Dataset rows for apps and sites:
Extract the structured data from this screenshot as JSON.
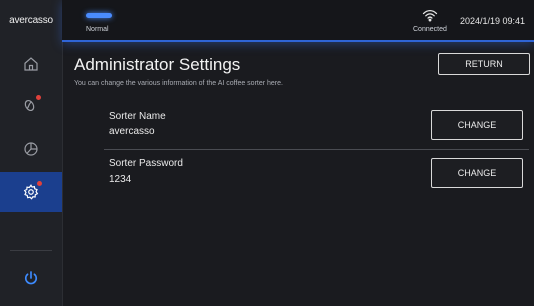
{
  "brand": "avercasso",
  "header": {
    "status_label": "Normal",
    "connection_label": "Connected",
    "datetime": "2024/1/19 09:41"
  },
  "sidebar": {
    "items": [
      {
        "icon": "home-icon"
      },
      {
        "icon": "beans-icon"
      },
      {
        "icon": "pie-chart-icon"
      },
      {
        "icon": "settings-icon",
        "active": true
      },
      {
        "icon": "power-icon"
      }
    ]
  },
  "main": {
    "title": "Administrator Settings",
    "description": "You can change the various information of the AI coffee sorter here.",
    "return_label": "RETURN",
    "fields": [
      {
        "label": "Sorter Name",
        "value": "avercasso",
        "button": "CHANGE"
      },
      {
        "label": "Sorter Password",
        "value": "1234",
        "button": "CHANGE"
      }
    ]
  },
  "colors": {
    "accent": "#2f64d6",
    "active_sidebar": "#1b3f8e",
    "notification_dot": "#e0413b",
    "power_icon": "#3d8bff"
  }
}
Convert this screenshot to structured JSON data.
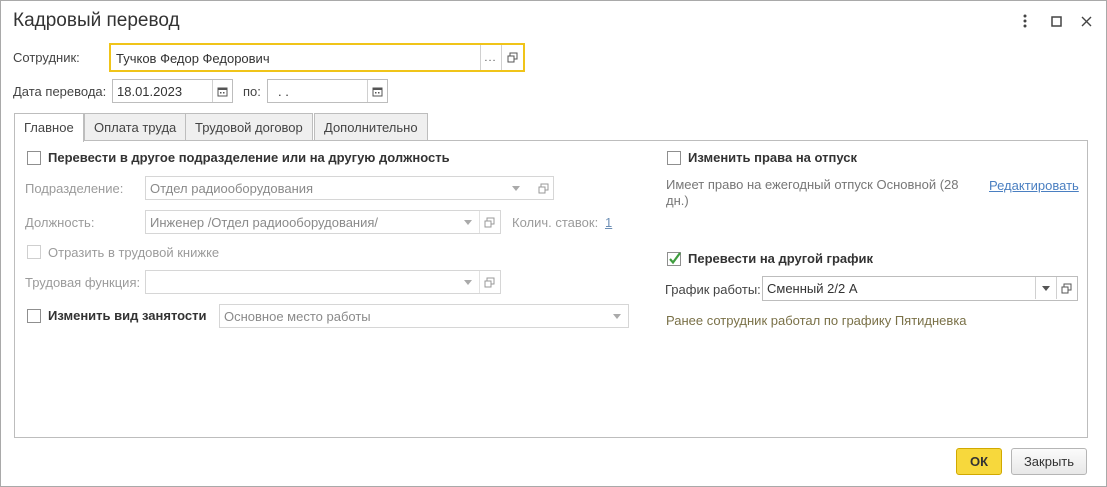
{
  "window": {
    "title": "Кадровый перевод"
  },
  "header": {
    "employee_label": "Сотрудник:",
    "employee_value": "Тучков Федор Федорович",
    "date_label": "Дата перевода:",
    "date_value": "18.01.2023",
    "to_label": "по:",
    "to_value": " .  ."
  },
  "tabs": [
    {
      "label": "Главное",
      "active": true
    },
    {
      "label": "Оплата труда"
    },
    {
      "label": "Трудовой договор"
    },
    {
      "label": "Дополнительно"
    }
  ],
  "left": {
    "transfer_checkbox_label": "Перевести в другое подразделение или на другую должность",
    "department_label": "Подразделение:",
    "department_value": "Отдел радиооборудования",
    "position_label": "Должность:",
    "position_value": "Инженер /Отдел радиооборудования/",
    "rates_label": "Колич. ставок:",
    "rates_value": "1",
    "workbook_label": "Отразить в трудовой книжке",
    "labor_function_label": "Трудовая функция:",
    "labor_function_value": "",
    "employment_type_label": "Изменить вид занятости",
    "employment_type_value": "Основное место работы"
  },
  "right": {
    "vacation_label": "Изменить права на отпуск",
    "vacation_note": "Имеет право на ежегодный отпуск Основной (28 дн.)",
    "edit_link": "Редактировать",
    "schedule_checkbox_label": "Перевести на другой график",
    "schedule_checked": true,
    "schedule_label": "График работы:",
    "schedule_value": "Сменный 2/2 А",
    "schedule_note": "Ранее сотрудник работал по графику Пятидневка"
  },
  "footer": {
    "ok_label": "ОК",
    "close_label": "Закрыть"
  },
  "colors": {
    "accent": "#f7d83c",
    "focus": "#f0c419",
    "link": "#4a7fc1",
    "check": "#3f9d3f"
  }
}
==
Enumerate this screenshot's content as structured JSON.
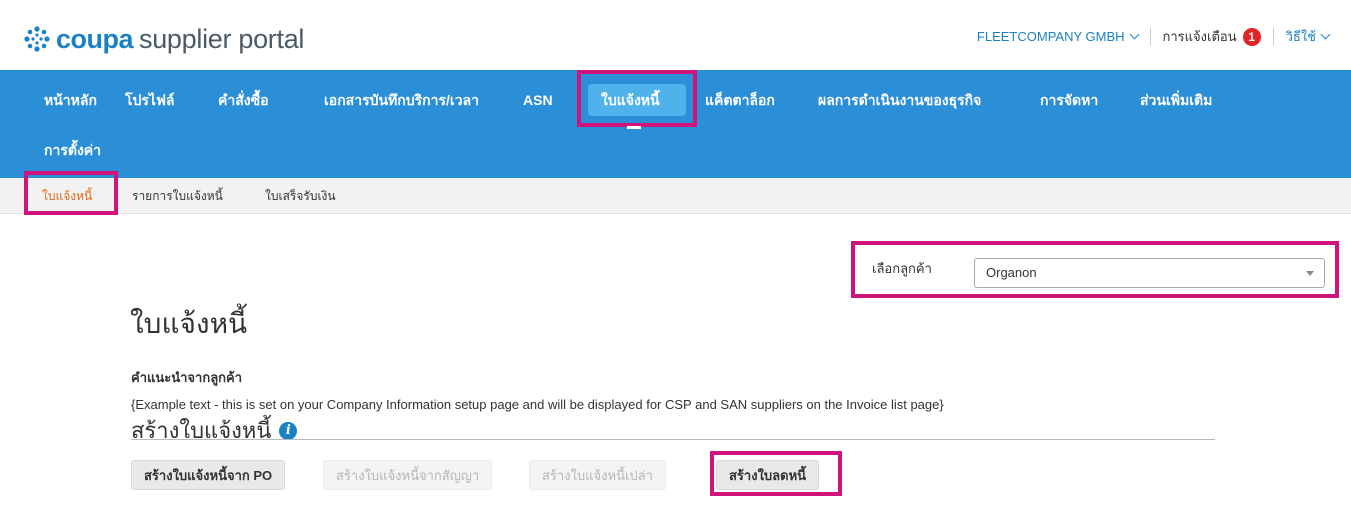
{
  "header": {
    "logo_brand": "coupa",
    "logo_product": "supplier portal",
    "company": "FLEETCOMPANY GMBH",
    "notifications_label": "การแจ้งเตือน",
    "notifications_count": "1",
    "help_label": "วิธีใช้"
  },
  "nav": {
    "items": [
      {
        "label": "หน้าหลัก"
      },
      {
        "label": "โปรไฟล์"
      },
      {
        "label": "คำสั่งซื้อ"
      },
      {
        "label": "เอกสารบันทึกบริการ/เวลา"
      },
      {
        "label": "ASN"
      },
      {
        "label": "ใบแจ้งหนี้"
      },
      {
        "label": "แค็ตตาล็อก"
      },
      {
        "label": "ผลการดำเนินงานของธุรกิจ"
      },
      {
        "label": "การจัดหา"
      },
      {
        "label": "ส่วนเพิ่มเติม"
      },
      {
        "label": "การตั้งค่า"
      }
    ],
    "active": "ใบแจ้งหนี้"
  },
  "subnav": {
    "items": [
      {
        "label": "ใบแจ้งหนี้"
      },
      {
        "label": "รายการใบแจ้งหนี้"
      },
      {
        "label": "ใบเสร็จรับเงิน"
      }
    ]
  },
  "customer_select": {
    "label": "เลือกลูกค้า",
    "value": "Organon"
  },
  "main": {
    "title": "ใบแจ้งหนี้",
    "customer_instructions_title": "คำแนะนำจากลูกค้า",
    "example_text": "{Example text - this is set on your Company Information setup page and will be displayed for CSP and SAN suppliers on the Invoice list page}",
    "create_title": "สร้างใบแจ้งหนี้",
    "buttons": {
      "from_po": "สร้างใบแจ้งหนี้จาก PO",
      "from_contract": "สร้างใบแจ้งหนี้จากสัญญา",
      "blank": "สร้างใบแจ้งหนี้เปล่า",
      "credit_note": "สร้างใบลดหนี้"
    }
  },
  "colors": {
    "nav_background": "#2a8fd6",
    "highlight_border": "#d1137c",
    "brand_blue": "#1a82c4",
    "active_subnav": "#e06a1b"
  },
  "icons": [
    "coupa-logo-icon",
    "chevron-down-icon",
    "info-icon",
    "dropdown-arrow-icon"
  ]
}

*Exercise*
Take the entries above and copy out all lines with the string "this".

*Answer space*
Extract the structured data from this screenshot as JSON.
Convert this screenshot to structured JSON data.
Enumerate this screenshot's content as structured JSON.
    "example_text": "{Example text - this is set on your Company Information setup page and will be displayed for CSP and SAN suppliers on the Invoice list page}",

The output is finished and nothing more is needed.